More than 1.7 million new cases of cancer will be diagnosed in the US this year and an estimated 609,640 people will die from the disease, in part from a lack of access to prohibitively expensive treatments.
But what if a company could pay for those treatments and still make money from seeing cancer survivors live healthy lives?
It’s not so far-fetched, says Finance Professor Stijn Van Nieuwerburgh, and it could radically transform a sector struggling to tame runaway healthcare costs.
In a new working paper titled “Financing the War on Cancer,” Van Nieuwerburgh and co-author Ralph Koijen of the University of Chicago argue that life insurance companies are in a unique position to both save lives and make money by covering the costs of cancer immunotherapy treatments, which have shown incredible promise in extending policyholders’ lifespans and thus reducing the insurers’ net payout costs. The professors are presenting their paper this week at the 41st annual National Bureau of Economic Research Summer Institute in Boston.
“There are not a lot of free lunches in economics,” says Van Nieuwerburgh. “This is a free lunch. Everybody gains.”
The proposal comes as the US healthcare industry is under growing pressure to reform, highlighted by the new venture from Amazon, Berkshire Hathaway, and JPMorgan Chase to provide medical care “free from profit-making incentives and constraints.” Berkshire chairman and Columbia Business School alumnus Warren Buffet ‘51 has described the US healthcare system as “a tapeworm of American economic competitiveness” because of spiraling costs.
Van Nieuwerburgh thinks he has a partial solution. The reasoning goes like this: About two-thirds of Americans own life insurance, which offer an average death benefit of $241,000, be it from MetLife or Northwestern Mutual or another provider. The longer a policyholder lives, the cheaper that policy is for the provider, because a dollar in the future is worth less than a dollar today.
Thanks to recent breakthroughs in immunotherapy treatment — described as a “paradigm shift” in the war on cancer — life insurance companies are benefitting by nearly $7 billion per year because of the prolonged lifespans of policyholders, according to the professors’ research. That windfall is enough to essentially make immunotherapy free for everyone.
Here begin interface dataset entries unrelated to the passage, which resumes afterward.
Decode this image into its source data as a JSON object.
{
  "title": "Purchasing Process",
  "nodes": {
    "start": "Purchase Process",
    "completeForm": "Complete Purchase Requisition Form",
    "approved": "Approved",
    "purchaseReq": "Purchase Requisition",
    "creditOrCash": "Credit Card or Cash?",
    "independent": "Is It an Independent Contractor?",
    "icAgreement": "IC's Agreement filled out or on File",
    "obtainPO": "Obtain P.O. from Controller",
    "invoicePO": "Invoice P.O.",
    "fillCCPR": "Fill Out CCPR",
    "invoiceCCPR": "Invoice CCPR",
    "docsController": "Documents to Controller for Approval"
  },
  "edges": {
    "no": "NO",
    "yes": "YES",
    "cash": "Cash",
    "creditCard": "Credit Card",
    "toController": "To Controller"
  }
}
Consider a person who purchases life insurance at age 30 and is diagnosed with stage-4 melanoma at age 40. The person’s chance of survival rises to 50 percent with state-of-the-art immunotherapy. While costly — on the order of $159,000 for stage-4 melanoma — the insurer could cover basic healthcare’s $20,000 copay and still see a financial gain, even for life insurance policies as low as $46,000.
When looking at all 17 cancer treatment sites in the US offering immunotherapies approved by the Food and Drug Administration, the professors calculated the total cost of immunotherapies for consumers with life insurance at $10.1 billion, including an aggregate copay of $4.1 billion. The life insurers could cover all copays and still reap a financial benefit, as well as a significant reputational boost among consumers.
Van Nieuwerburgh has begun pitching the idea to some of the world’s leading life insurance companies. The French life insurer AXA already offers a life insurance product in Asia that pays out the death benefit when there is a cancer diagnosis, helping patients fund the cost of care.
“We’ve spoken to several people in the industry and they love the idea,” Van Nieuwerburgh says. “It has all kinds of positive effects — if a lot of people bought this life insurance policy, then maybe health insurance would also get cheaper, and then drug companies could sell more immunotherapies, and then invest more in the R&D process.”
Because immunotherapy is so new, the life insurance industry has only begun to understand the ripple effects of immunotherapy drugs. Also called checkpoint inhibitors, immunotherapies have helped wipe out diseases such as lung cancer, which is the leading cause of cancer death globally.
Van Nieuwerburgh and Koijen are now working on a follow-up research paper looking at who should pay for such medical innovations — the life insurer, the health insurer, the pharmaceutical provider, the patient, or the government. By highlighting who financially benefits from medical breakthroughs and offering a schema for expanding medical benefits, Van Nieuwerburgh said he hopes to combat inequality in America’s high-cost medical sector.
“It’s an industry that’s ripe for disruption,” Van Nieuwerburgh says.
About the researcher
Stijn Van Nieuwerburgh
Stijn Van Nieuwerburgh is the Earle W. Kazis and Benjamin Schore Professor of Real Estate and Professor of Finance at Columbia University’s...Read more.